France’s traditional major parties are projected to defend their control of the thirteen regions in Europe in the second election round on Sunday.
Last week, the center-left Socialists and center-right Republicans placed first in all regions, pushing Marine Le Pen’s far-right National Rally and President Emmanuel Macron’s liberal En Marche! into third and fourth place.
The runoffs this weekend confirmed the results with exit polls giving the Republicans 38 percent support nationally, followed by the Socialists and Greens (who allied in the second round) at 35 percent and National Rally on 20 percent.
Catalonia’s leading pro-independence parties have reached an agreement to install Pere Aragonès as regional president.
Aragonès has been acting president since September, when Quim Torra of the center-right Together for Catalonia (Junts) was forced to step down.
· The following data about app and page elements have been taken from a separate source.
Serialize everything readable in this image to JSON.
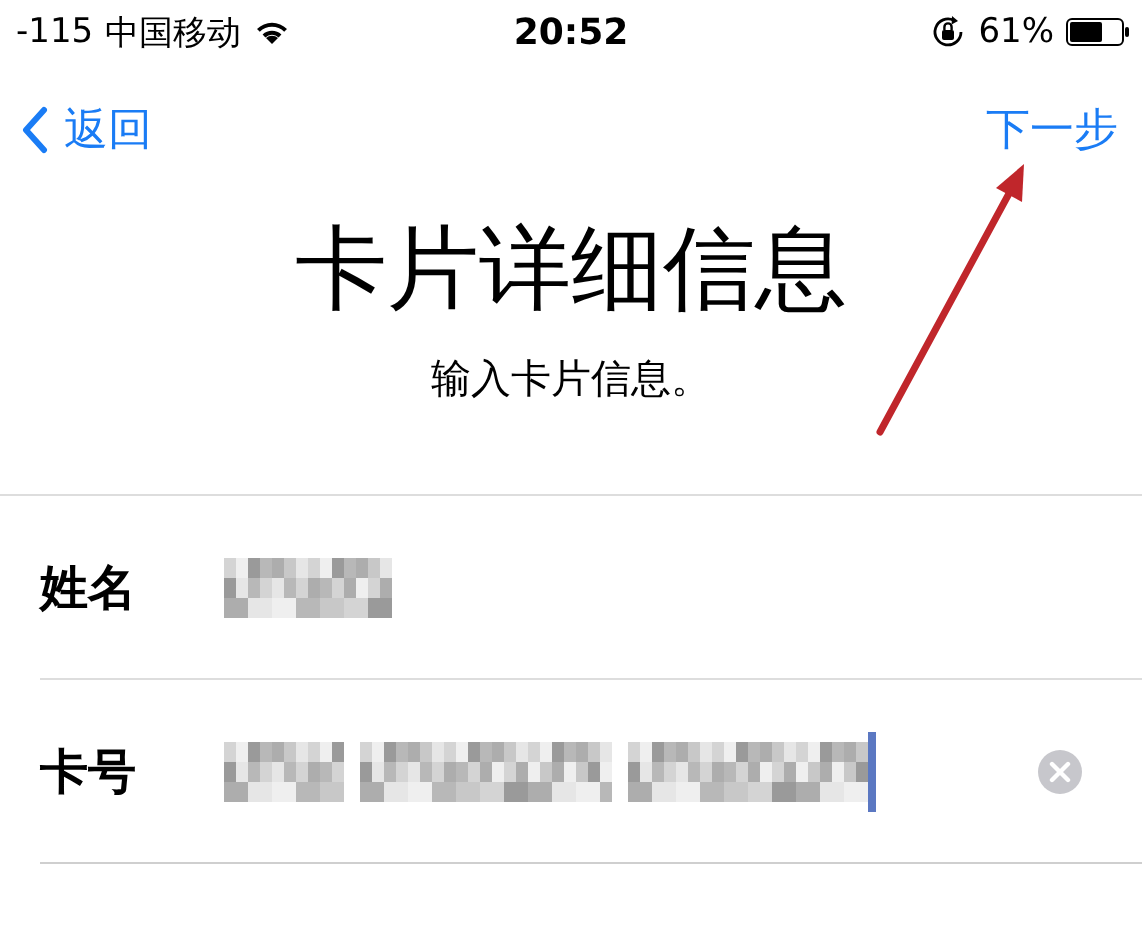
{
  "status_bar": {
    "signal": "-115",
    "carrier": "中国移动",
    "time": "20:52",
    "battery": "61%"
  },
  "nav": {
    "back": "返回",
    "next": "下一步"
  },
  "title": "卡片详细信息",
  "subtitle": "输入卡片信息。",
  "fields": [
    {
      "label": "姓名",
      "focused": false
    },
    {
      "label": "卡号",
      "focused": true
    }
  ]
}
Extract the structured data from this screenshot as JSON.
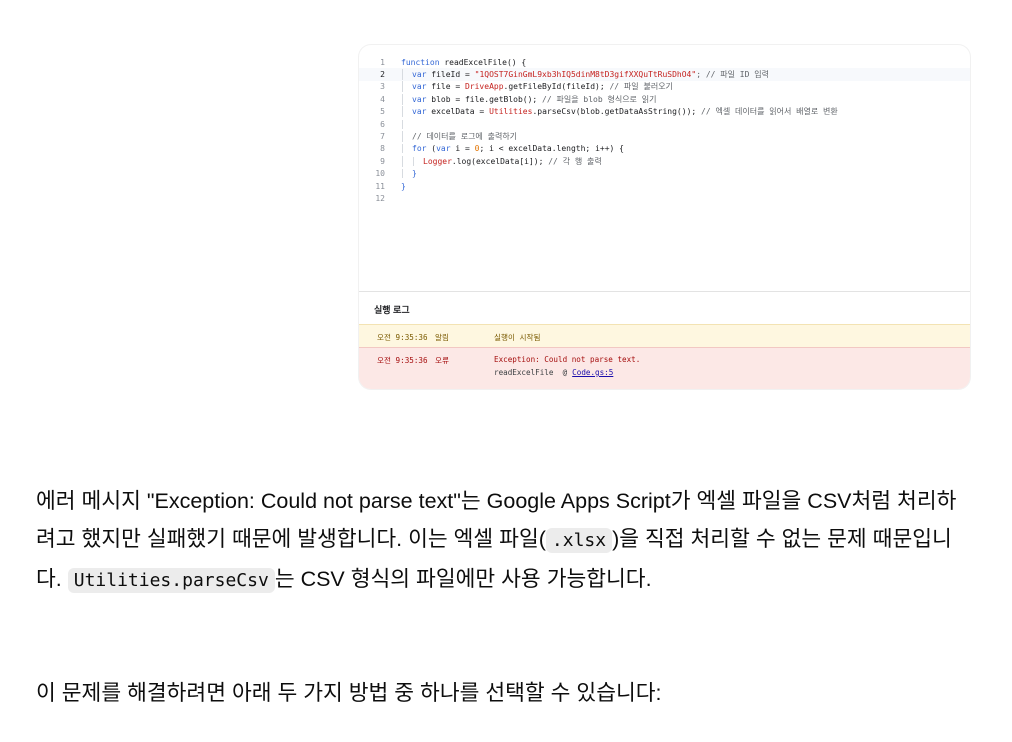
{
  "code_lines": [
    {
      "n": "1",
      "t": ""
    },
    {
      "n": "2",
      "t": ""
    },
    {
      "n": "3",
      "t": ""
    },
    {
      "n": "4",
      "t": ""
    },
    {
      "n": "5",
      "t": ""
    },
    {
      "n": "6",
      "t": ""
    },
    {
      "n": "7",
      "t": ""
    },
    {
      "n": "8",
      "t": ""
    },
    {
      "n": "9",
      "t": ""
    },
    {
      "n": "10",
      "t": ""
    },
    {
      "n": "11",
      "t": ""
    },
    {
      "n": "12",
      "t": ""
    }
  ],
  "code": {
    "l1_kw": "function",
    "l1_rest": " readExcelFile() {",
    "l2_kw": "var",
    "l2_a": " fileId = ",
    "l2_str": "\"1QOST7GinGmL9xb3hIQ5dinM8tD3gifXXQuTtRuSDhO4\"",
    "l2_cmt": "; // 파일 ID 입력",
    "l3_kw": "var",
    "l3_a": " file = ",
    "l3_fn": "DriveApp",
    "l3_b": ".getFileById(fileId); ",
    "l3_cmt": "// 파일 불러오기",
    "l4_kw": "var",
    "l4_a": " blob = file.getBlob(); ",
    "l4_cmt": "// 파일을 blob 형식으로 읽기",
    "l5_kw": "var",
    "l5_a": " excelData = ",
    "l5_fn": "Utilities",
    "l5_b": ".parseCsv(blob.getDataAsString()); ",
    "l5_cmt": "// 엑셀 데이터를 읽어서 배열로 변환",
    "l7_cmt": "// 데이터를 로그에 출력하기",
    "l8_kw": "for",
    "l8_a": " (",
    "l8_kw2": "var",
    "l8_b": " i = ",
    "l8_num": "0",
    "l8_c": "; i < excelData.length; i++) {",
    "l9_fn": "Logger",
    "l9_a": ".log(excelData[i]); ",
    "l9_cmt": "// 각 행 출력",
    "l10": "}",
    "l11": "}"
  },
  "log": {
    "title": "실행 로그",
    "rows": [
      {
        "time": "오전 9:35:36",
        "level": "알림",
        "message": "실행이 시작됨"
      },
      {
        "time": "오전 9:35:36",
        "level": "오류",
        "message": "Exception: Could not parse text."
      }
    ],
    "trace_fn": "readExcelFile",
    "trace_at": "@",
    "trace_link": "Code.gs:5"
  },
  "paragraph1": {
    "a": "에러 메시지 \"Exception: Could not parse text\"는 Google Apps Script가 엑셀 파일을 CSV처럼 처리하려고 했지만 실패했기 때문에 발생합니다. 이는 엑셀 파일(",
    "code1": ".xlsx",
    "b": ")을 직접 처리할 수 없는 문제 때문입니다. ",
    "code2": "Utilities.parseCsv",
    "c": "는 CSV 형식의 파일에만 사용 가능합니다."
  },
  "paragraph2": "이 문제를 해결하려면 아래 두 가지 방법 중 하나를 선택할 수 있습니다:"
}
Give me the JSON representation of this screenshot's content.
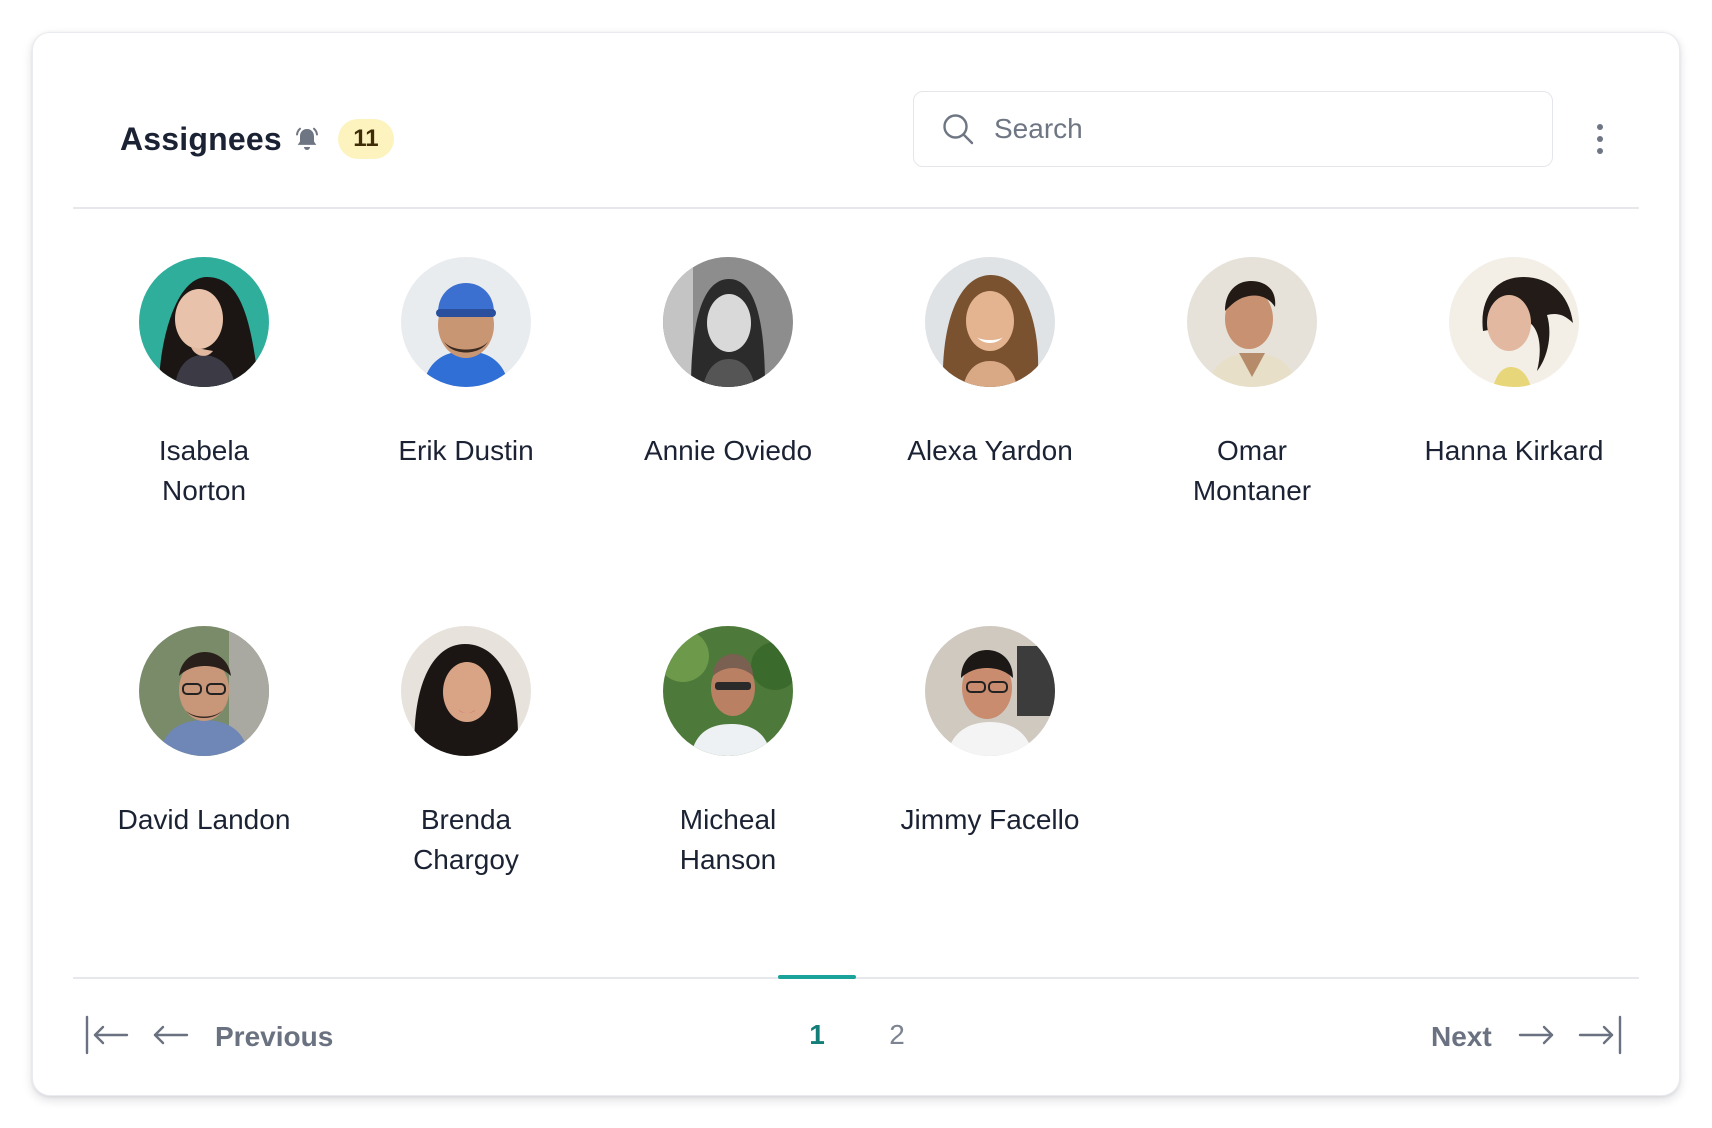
{
  "header": {
    "title": "Assignees",
    "bell_icon": "bell-ringing-icon",
    "count": "11",
    "badge_color": "#fdf3bf",
    "search_placeholder": "Search",
    "search_value": "",
    "menu_icon": "vertical-ellipsis-icon"
  },
  "assignees": [
    {
      "line1": "Isabela",
      "line2": "Norton",
      "avatar_bg": "#2fae9c"
    },
    {
      "line1": "Erik Dustin",
      "line2": "",
      "avatar_bg": "#e9ecef"
    },
    {
      "line1": "Annie Oviedo",
      "line2": "",
      "avatar_bg": "#8d8d8d"
    },
    {
      "line1": "Alexa Yardon",
      "line2": "",
      "avatar_bg": "#dfe3e6"
    },
    {
      "line1": "Omar",
      "line2": "Montaner",
      "avatar_bg": "#e6e2da"
    },
    {
      "line1": "Hanna Kirkard",
      "line2": "",
      "avatar_bg": "#f3efe6"
    },
    {
      "line1": "David Landon",
      "line2": "",
      "avatar_bg": "#7a8b6a"
    },
    {
      "line1": "Brenda",
      "line2": "Chargoy",
      "avatar_bg": "#e7e2dc"
    },
    {
      "line1": "Micheal",
      "line2": "Hanson",
      "avatar_bg": "#4d7a3a"
    },
    {
      "line1": "Jimmy Facello",
      "line2": "",
      "avatar_bg": "#cfc9c0"
    }
  ],
  "pagination": {
    "previous_label": "Previous",
    "next_label": "Next",
    "pages": [
      "1",
      "2"
    ],
    "current_page": "1",
    "accent_color": "#1aa39a"
  }
}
Aragonès’ Republican Left won the election in February.
The agreement comes after three months of negotiations during which the Republicans raised the possibility of forming a minority government if Junts would not move closer to their position.
The sticking point was how to continue the independence process. The Republicans want to give talks about self-determination with Spanish prime minister Pedro Sánchez a chance. They often vote with the social democrat in the national Congress. Junts does not expect Sánchez will meet the separatists’ demands, which include a recognized referendum on independence from Spain and an amnesty for the organizers of the 2017 referendum, which had been forbidden by the Spanish Constitution Court. They were convicted in 2019 to between nine and thirteen years in prison. Read more “Separatist Parties Agree to Form New Government in Catalonia”
Scotland’s will be the most closely watched election, but voters across the UK go to the polls on Thursday.
In addition to the 129 seats in the Scottish Parliament, all sixty seats in the Welsh Assembly, all 25 seats in the London Assembly, thirteen mayoralties and thousands of seats in 143 English councils are contested.
There is also a parliamentary by-election in Hartlepool, which has voted Labour since the constituency was created in 1974.
Polls opened at 7 AM local time and will close at 10 PM. Due to coronavirus restrictions, many localities won’t start counting votes until Friday. Full results aren’t expected until the weekend.
Armin Laschet will lead Germany’s Christian Democrats into the September election. His rival, Markus Söder, bowed out after the executive committee of the Christian Democratic Union (CDU), the larger of the two “Union” parties, threw its weight behind Laschet in a late-night vote.
Following seven hours of debate about whether and how to vote, 31 of the committee’s 46 members backed Laschet in the early hours of Tuesday.
Two months after they expanded their majority in the regional parliament, Catalonia’s pro-independence parties have yet to form a new government.
The separatists for the first time won more than 50 percent of the votes in the election in February. The formerly center-right Together for Catalonia (Junts), which now presents itself as a big tent, lost two seats. But the Republican Left and far-left Popular Unity Candidacy (CUP) gained six, giving the three parties, which have governed Catalonia since 2015, a comfortable majority of 74 out of 135 seats.
The Republican Left and CUP quickly did a deal, which would pull the anticapitalists into government for the first time. (They previously supported minority governments of Junts and the Republican Left.)
Talks to form a coalition government are underway in the Netherlands, where Prime Minister Mark Rutte won the election on Wednesday but fell short of an overall majority.
Four parties will be needed to form a government. Rutte’s right-liberal VVD (of which I am a member) and Trade Minister Sigrid Kaag’s left-liberal D66 would be needed in almost any combination. The two have 58 seats. 76 are needed for majority. Read more “Liberal Parties Look for Allies in Netherlands”